From its location in the heart of Silicon Valley to its entrepreneurial culture, Stanford is heavily influenced by technology. Some Stanford students, though, have noted a divide in the way people think about technology, particularly between the tech industry and the general public. A few months ago, Jason Zhao ’21 founded Stanford Rewired, a magazine aiming to address this societal divide by amplifying underrepresented voices and bringing together people and disciplines.
Zhao, a philosophy and computer science major and the editor-in-chief of Stanford Rewired, said he thought it was strange that Stanford didn’t have a technology-focused magazine, especially given that it is an internationally recognized tech hub.
“There wasn’t anything close to a centralized dialogue … about technology as a cultural, political, social, ethical phenomenon,” Zhao said.
Zhao told The Daily that people at Stanford often tend to conflate technology with the tech industry or with specific majors, and that he wanted “to foster a more expanded, broader view of what tech could be,” especially regarding its impact on campus culture and society as a whole.
One of the major ideas Stanford Rewired operates on, according to Zhao, is “the theme of bridging” disconnected voices and disciplines: “We strongly believe that the pieces are already in place … [but] they’re not being surfaced to the right communities.”
For example, the magazine hopes to reconcile dialogue between the general population and the academic population. While the Stanford Computer Science Department does “incredible” work studying technology as a social phenomenon, Zhao said, they often write with a target audience of other academics in mind — thus students miss out on valuable insights.
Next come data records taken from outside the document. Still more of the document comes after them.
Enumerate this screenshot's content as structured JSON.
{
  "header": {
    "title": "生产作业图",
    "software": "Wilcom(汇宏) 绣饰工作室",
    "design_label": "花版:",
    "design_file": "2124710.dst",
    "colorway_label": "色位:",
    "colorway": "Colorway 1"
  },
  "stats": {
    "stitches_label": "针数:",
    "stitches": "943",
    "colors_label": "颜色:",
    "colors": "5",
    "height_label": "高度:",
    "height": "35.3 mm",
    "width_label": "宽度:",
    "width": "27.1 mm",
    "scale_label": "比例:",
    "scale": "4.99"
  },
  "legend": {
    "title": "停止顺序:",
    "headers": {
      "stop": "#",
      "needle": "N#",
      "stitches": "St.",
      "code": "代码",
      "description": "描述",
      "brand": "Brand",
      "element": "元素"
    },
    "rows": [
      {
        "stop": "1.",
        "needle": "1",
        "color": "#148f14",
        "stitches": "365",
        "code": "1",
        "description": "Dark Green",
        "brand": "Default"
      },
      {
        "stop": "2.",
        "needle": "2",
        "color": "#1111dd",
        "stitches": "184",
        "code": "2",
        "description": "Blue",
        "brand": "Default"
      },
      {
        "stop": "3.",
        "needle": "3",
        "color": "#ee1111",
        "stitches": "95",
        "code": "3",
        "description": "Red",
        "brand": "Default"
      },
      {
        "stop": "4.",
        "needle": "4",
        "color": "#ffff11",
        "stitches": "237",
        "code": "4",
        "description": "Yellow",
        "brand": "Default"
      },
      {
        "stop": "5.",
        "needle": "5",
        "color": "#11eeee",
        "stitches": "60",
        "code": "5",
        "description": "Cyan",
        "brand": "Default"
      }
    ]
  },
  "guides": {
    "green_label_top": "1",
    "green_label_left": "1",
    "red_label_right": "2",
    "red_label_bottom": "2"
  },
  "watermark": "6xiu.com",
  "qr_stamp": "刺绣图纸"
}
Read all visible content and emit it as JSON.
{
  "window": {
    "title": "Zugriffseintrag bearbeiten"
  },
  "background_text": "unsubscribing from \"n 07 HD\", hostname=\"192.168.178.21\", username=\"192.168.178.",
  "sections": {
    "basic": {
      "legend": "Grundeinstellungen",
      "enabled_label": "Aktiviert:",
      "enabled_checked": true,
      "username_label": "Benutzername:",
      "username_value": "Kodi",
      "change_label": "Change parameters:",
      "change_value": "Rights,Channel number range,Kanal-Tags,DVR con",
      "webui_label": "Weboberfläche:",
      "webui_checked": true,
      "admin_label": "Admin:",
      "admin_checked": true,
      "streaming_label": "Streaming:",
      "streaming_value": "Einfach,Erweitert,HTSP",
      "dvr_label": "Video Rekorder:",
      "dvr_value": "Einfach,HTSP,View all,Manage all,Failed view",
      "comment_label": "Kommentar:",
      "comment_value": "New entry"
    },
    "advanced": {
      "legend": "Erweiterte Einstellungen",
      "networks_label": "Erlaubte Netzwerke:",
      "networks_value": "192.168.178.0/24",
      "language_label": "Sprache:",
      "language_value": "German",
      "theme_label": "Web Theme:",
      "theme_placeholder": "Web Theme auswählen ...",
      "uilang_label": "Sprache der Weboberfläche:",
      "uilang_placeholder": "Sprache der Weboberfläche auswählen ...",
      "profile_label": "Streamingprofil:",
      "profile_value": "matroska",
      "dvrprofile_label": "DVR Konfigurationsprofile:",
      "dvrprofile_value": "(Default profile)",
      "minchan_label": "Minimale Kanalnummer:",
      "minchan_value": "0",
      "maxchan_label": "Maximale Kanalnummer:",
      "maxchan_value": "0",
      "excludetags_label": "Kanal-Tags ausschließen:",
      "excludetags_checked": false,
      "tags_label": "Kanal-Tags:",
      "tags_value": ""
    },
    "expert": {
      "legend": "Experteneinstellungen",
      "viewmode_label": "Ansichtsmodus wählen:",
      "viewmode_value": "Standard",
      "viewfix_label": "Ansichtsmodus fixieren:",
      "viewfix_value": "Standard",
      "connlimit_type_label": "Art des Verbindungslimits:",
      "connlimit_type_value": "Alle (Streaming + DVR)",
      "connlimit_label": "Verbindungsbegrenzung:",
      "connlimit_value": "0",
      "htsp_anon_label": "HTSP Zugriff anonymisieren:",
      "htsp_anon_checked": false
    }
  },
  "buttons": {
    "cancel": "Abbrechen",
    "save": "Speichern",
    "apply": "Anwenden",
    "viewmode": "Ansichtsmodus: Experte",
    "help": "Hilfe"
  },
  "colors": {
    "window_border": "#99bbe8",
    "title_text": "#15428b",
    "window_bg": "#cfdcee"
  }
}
“We want this dialogue to be accessible both ways,” Zhao said.
In addition, the magazine hopes to combat the cultural gap in the Stanford undergraduate community between “fuzzies” — students in the humanities — and “techies.”
“We wanted to invite people who are STEM majors … to express themselves and think of themselves as better writers,” Zhao said.
Enya Lu ’23, Chief Operating Officer of Stanford Rewired, added that the magazine hopes to engender more “thoughtful conversation” that avoids the usual dichotomy of the media’s either overtly optimistic or extremely cynical views of technology.
“We wanted to be more of a public forum, where everyone could … read about issues [and] publish their own thoughts,” Lu said. “We want to step beyond this torrent of likes and shares.”
The magazine is also focused on centering “marginalized voices” and giving them a platform around campus, Zhao said. “We’re especially committed to supporting marginalized communities and organizations on campus in non-extractive ways.”
To ensure everyone has a voice, Stanford Rewired allows anyone in the community to pitch ideas for articles. Rewired’s team will then work with interested writers to develop their ideas and finish an article for publication.
“We’re starting off in an era that is marked by really horrible examples of inequality and injustice,” Zhao said. “We want to make sure that everyone can write for us without it being a hardship for them.”
The magazine is currently accepting open submissions until Aug. 28 for their first digital edition, encompassing the theme of “governance.”
“Governance can mean anything our community or our readers want it to mean,” Lu said. “You can think about it in terms of how our government is using technology … how our social media communities govern themselves or [moderate] their content … or how you govern your own use of technology.”
Zhao added that this theme is particularly important in today’s world, noting “the way that technology has mediated everything, from protests, to misinformation, to allowing loved ones to say their last words.”
Contact Viraj Mehta at viraj28m ‘at’ gmail.com.
Developers Around the World Showcase Most Challenging Telecom Ideas
UofL, partners select promising health-tech projects for funding
A playbook for combating QAnon